Crusades Epic That Portrays Christians as the Bad Guys; Critics Say 'Dangerous' Film Will Fuel Anger among Muslims
Byline: GORDON RAYNER
WITH scenes of Saracen hordes attacking churches and Christian knights slaughtering Muslims, Kingdom of Heaven was always going to be a controversial film.
But the [pounds sterling]75million crusades epic directed by Sir Ridley Scott has also been accused of distorting the facts and inflaming religious hatred.
One leading academic described it as 'Osama bin Laden's version of history', claiming it will 'fuel Islamic fundamentalists' through its portrayal of the crusaders as the film's villains.
Scott, whose film credits include Gladiator and Alien, is also under fire from some Muslim scholars, who claim the movie is 'anti-Islamic'.
The film's central character is a crusader called Balian, played by British actor Orlando Bloom, who leads a defence of Jerusalem in 1187 against the Muslim leader Saladin.
In one scene, frenzied Christian crowds are told that killing an Arab is the fastest way to Heaven, while the King of Jerusalem, Guy of Lusignan, is the war- mongering villain desperate to slaughter 'tolerant' Muslims.
And despite Saladin being portrayed as the film's hero, it contains scenes in which Muslims tear down crosses, which could reinforce negative attitudes towards Islamists in the post-September 11 era.
Scott, 67, was forced to defend the film as it premiered in London's Leicester Square last night, claiming it was based on historical fact and 'challenges extremism of all kinds'.
But the country's leading expert on the crusades, Cambridge academic Professor Jonathan Riley- Smith, dismissed the film as 'rubbish' and 'dangerous to Arab relations'.
He said: 'It's not historically accurate at all.
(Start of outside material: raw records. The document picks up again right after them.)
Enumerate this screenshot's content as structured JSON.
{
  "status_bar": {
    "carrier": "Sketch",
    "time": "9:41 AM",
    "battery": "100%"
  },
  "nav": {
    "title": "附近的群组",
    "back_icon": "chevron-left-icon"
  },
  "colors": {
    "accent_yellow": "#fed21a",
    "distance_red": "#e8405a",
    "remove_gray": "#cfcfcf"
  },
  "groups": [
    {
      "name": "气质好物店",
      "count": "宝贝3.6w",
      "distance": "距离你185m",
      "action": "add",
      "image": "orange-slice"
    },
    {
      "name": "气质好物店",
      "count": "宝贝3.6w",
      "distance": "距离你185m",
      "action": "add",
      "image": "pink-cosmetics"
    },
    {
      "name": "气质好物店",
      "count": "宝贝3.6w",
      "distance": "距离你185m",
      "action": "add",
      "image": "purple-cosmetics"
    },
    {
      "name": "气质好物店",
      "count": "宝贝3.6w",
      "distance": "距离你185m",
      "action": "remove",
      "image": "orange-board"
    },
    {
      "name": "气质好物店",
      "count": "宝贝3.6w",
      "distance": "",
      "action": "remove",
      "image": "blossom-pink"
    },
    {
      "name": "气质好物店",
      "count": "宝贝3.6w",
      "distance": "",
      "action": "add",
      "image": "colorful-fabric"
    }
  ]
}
It depicts the Muslims as sophisticated and civilised and the crusaders are all brutes and barbarians. …